But last week, Green Bay Packers team president Mark Murphy told Jason Wilde of ESPN.com that a compromise could be in the offing: a 17-game regular-season schedule, with three preseason games, could afford the league flexibility to play a lot more international feature games. Could this be the compromise that makes everything work? NFLPA spokesman George Atallah responded on Twitter:
Eric Winston, Bengals offensive tackle and NFLPA president, was more cautious in his response, telling Fox Sports 910 Phoenix he "just doesn't see the point," and that 16 games seems like "plenty." Then he cracked open the door just a little bit: "I never say never."
That's wise, because a 17-game schedule could be a win-win-win. Pro Football Talk's Mike Florio laid out why:
The potential configuration would go like this: (1) 17 regular-season games instead of 16; (2) two preseason games instead of four; (3) a second bye week, which would push the Super Bowl to Presidents’ Day weekend, giving plenty of fans who have been clamoring for the ability to imbibe on a Sunday night the freedom to not show up for work the next day with bloodshot eyes and/or a disdain for loud noises.
Two preseason games? An extra bye week to keep players fresh? The Super Bowl as a literal national holiday? Yeah, that's great for fans.
What about the other concerns? A 17-game season seems less likely to make the entire league's single-season record book irrelevant overnight. Somehow "6.3 percent more risk of injury" sounds a lot more manageable than "12.5 percent more risk of injury"—and even though starters don't play throughout most of the preseason, cutting down to 19 overall games means the real risk increase may even be smaller than that.

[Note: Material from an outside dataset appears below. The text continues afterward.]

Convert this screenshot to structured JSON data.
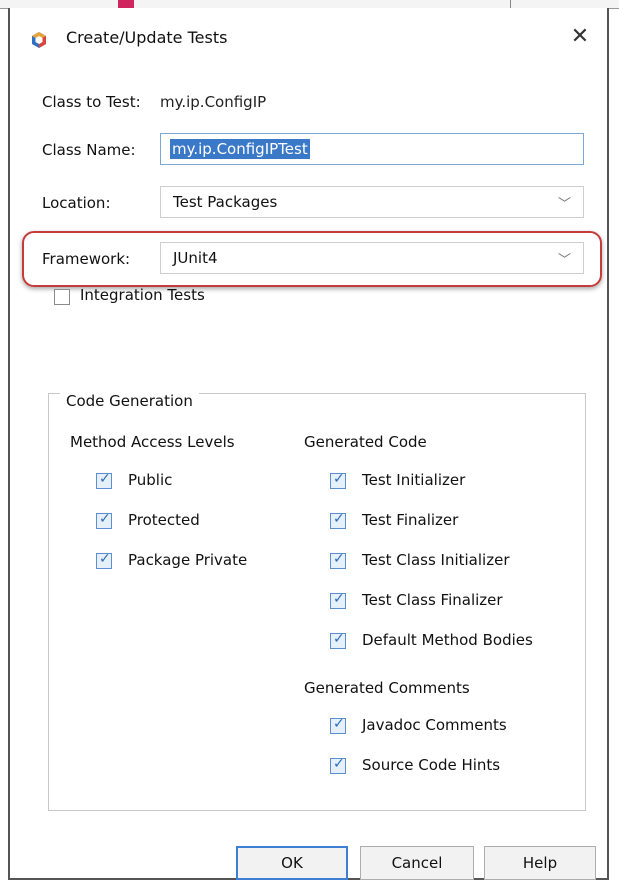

Owners won't want to lose ticket revenue, but the increase in national TV money will more than offset that—and it opens up the door to much, much more.
Murphy's hit the nail on the head when he says adding a game lets the NFL do more international games. But imagine: all 32 teams playing 16 neutral-site games a year? Without asking anyone to give up a home game? This goes way beyond more London games.
Yes, every team can tour Germany, Mexico, Japan, Brazil and anywhere else they want to sell tickets. The Bills could play in Toronto without losing a game at the Ralph. Imagine the Los Angeles Rams and [City Name Here] Raiders playing a reunion match in the Los Angeles Coliseum, or Washington hosting the Cowboys in the still-standing RFK. These could be huge one-off events, the kind fans tell each other they were there to see.
The NFL could cash in on the alternate-venue craze college teams have been riding for a over a decade: NFL football in Yankee Stadium, The Big House, Wrigley Field, the Rose Bowl, you name it.
Then, take it to the next level: the future of watching the game. The NFL's been peeling off a game here and there to let tech companies stream online; imagine how much more mojo a Twitter-exclusive game would have if it were a historic event like New England Patriots hosting the New York Giants at Fenway Park?
The opportunities for owners, the league, fans and players just might outweigh the drawbacks.
An extra-long season still poses other problems; it makes it even harder for teams that dominate September, October and November to close in the playoffs—and even easier for teams that were mediocre (or worse) for much of the season to sneak into the postseason and upset deserving squads.
What do you do with fantasy football when many teams are playing out the string (or resting their starters) for Weeks 17, 18 and 19? What if teams start taking a cue from the sport the rest of the world calls "football" and resting star players against weaker matchups, saving them for the stretch run? What if this schedule just plain dilutes the product?
These are the problems the NFL and NFLPA will have to address. But for the first time since 1978, the potential is compelling enough that the two sides need to sit down and address it.